Real dialogue must be held with members of the opposition parties in Guinea in order to ensure an open political environment as well as collaborative promotion of sustainable development in the country.

The grave and worsening ethnic tensions in Guinea should be addressed by the president, setting the example in reaching out to members of all ethnic and regional communities to promote inter-community dialogue and reconciliation.

The victims of the September 2009 atrocities and previous state crimes have yet to see justice. A truth commission or other process must be established to end the culture of impunity in Guinea.

As the historic opposition standard bearer in Guinea and winner of its first democratic elections, President Condé has an unprecedented opportunity to champion true democracy and to lead Guinea on a path that allows it to develop its incredible potential. As a leader for democracy in the world, the United States should take a stand in calling on President Condé to seize this opportunity and conduct state affairs with respect for his own constitution, international human rights treaties and the promises made to the Guinean people.

President Obama, thank you for your consideration and commitment to peace and democracy in Guinea.

Wednesday, July 20, 2011

[Guinean news] President survives assassination attempts; coup attempt?

Guinean president Alpha Conde survived a middle of the night assassination attempt in which his residence in Conakry was assaulted with bullets and rockets. Three people were killed, including one bodyguard, according to the presidency.

The Canadian Press reported that: Conde was saved because he was sleeping in a different room when the shooting erupted outside his residence at around 3 a.m. Rocket-propelled grenades landed inside the compound and one of his bodyguards was killed, said Francois Louceny Fall, Conde's chief of staff. The bedroom was ripped apart, Conde told French radio RFI.

A second attack on his residence was launched hours later while Conde was meeting with the French ambassador.

Soldiers were quickly deployed throughout the capital.

The CP added: Country watchers had long predicted that holding a democratic vote would be only a first step in ending the army's stranglehold on Guinea.
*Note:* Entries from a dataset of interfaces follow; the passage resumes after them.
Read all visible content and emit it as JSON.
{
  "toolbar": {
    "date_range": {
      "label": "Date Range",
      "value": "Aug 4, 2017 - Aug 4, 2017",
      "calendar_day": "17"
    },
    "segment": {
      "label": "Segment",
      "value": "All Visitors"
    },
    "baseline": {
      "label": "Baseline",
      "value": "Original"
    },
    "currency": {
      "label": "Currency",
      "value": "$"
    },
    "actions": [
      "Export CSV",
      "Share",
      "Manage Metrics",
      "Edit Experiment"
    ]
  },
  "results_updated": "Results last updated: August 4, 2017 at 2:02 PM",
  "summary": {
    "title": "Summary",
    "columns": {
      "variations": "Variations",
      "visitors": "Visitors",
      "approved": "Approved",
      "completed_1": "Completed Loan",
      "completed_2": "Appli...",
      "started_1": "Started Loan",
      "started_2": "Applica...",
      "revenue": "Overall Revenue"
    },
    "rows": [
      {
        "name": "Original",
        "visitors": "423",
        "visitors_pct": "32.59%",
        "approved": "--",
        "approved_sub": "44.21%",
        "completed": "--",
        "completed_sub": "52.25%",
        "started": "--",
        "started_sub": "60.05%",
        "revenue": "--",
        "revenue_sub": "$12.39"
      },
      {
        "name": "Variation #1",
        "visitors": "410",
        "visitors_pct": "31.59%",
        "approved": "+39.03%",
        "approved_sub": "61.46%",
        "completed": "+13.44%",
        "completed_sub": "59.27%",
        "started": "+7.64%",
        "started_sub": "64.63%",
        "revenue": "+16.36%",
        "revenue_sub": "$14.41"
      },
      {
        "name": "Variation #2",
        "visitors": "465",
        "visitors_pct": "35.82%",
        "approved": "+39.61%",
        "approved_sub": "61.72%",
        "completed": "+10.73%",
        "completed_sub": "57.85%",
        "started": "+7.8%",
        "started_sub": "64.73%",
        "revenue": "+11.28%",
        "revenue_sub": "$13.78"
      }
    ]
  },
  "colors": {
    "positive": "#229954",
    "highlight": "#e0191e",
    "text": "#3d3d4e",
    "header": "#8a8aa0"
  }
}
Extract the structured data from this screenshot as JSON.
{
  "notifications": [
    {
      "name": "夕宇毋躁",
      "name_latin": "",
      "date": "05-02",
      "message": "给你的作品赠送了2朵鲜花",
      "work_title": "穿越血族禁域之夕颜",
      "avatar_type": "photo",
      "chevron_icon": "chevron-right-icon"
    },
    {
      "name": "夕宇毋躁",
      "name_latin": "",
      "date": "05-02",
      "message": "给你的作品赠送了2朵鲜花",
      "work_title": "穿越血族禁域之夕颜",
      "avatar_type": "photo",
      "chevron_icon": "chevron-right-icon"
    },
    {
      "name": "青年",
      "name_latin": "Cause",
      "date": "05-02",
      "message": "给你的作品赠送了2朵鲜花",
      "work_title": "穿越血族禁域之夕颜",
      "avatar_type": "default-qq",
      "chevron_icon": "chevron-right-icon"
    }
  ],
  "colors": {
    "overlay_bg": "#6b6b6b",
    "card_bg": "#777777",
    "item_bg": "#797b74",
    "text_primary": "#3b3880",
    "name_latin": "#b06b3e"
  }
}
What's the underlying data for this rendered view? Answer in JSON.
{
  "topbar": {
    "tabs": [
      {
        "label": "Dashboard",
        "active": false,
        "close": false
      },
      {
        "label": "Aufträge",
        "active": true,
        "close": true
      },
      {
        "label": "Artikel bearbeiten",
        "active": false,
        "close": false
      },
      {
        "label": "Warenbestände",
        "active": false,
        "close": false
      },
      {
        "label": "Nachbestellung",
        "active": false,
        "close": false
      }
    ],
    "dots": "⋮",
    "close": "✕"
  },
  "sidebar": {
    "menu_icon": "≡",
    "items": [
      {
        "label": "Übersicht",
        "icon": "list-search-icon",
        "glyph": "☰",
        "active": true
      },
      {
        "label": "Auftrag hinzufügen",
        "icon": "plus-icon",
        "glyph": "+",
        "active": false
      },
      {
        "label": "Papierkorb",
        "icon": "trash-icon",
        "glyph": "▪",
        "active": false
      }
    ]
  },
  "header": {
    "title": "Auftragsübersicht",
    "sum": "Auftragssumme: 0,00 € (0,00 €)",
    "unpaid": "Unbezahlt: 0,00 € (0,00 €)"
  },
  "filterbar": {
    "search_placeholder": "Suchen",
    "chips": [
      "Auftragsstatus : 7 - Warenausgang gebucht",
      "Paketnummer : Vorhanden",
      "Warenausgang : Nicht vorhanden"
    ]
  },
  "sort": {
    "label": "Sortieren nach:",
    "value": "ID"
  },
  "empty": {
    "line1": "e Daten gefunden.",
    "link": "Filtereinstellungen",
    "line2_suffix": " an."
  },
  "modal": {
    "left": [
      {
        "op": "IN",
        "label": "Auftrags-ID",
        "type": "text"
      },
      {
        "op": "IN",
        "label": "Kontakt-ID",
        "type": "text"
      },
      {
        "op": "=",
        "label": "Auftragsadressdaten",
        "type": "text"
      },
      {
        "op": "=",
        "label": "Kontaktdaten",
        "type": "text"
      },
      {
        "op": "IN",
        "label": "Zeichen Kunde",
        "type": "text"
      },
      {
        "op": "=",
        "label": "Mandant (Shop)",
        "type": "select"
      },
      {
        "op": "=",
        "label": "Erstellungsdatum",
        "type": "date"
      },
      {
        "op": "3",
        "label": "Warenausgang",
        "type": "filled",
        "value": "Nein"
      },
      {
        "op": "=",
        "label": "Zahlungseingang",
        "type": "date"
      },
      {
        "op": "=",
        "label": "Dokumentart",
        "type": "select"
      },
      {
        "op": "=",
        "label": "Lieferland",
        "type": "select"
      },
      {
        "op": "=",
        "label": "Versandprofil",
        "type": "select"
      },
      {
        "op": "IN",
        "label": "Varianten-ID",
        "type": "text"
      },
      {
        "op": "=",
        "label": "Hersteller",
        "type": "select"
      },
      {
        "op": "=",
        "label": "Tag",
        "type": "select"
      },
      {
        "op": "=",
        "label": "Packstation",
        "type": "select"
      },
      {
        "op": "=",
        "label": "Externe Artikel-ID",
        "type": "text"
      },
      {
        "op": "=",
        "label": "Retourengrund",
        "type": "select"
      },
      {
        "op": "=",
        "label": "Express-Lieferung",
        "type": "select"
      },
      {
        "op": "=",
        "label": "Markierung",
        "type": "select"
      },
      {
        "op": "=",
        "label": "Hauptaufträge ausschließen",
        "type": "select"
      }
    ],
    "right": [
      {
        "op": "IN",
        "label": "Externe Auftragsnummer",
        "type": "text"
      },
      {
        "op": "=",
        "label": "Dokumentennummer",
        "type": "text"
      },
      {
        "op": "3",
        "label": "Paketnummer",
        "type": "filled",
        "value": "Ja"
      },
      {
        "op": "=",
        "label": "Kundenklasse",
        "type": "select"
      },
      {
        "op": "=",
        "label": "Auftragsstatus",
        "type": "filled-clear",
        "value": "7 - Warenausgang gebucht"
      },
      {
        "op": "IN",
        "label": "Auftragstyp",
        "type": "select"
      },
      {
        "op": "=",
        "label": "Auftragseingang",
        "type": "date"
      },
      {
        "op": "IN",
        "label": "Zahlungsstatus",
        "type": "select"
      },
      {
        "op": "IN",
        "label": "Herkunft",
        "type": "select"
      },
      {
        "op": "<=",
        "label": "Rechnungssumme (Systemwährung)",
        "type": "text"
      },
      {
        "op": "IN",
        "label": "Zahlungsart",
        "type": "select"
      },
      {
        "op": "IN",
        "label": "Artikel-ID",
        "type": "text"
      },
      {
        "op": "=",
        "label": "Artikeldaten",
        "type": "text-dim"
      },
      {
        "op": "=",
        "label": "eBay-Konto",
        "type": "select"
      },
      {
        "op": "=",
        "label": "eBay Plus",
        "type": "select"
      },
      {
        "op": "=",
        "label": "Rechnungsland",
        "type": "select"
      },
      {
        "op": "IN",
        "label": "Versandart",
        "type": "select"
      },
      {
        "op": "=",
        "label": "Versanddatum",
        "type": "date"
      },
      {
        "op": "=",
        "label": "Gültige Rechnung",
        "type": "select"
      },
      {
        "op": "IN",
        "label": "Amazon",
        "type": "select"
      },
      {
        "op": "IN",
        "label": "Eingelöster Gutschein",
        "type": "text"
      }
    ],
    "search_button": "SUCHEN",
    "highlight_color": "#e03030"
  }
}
The bigger question is how the new leader relates to the military, whose members had total control of state affairs and who saw their privileges diminished by the election of a civilian president.

Amazingly, the size of the Guinean military quadrupled in the final years of the military junta.

Gen. Nouhou Thiam was one of those arrested, according to police. Thiam was army chief under the previous military regime and one of Conde's first acts was to replace him.

Guinea expert Mike McGovern at Yale University said, "It sounds like a coup attempt from within the army."

Reports indicate that activity in Conakry largely ground to a halt on Tuesday.

Wednesday, July 13, 2011

[Guinean news] No delay on legislative elections, says AG

The advocacy group Alliance Guinea has called on President Alpha Conde to hold free and fair legislative elections before the end of 2011. The organization has urged the president to abandon the idea of having another national census before legislative elections, to ensure the neutrality of government officials and to encourage an open dialogue on the electoral process.

Their full press release can be read here.

Tuesday, July 12, 2011

[Peace Corps news] New PCV security legislation introduced

In response to a controversy earlier this year regarding apparent poor handling by the Peace corps of incidents of rape and sexual assault of PCVs, legislation has been introduced by both the federal House of Representatives and the Senate intended to provide better security and protection measures for Volunteers.

According to the National Peace Corps Association, the House legislation would require sexual assault risk-reduction and response training, the development of sexual assault protocol and guidelines, the establishment of victims advocates, and the establishment of a Sexual Assault Advisory Council.

The Senate legislation is "nearly identical," according to the NPCA.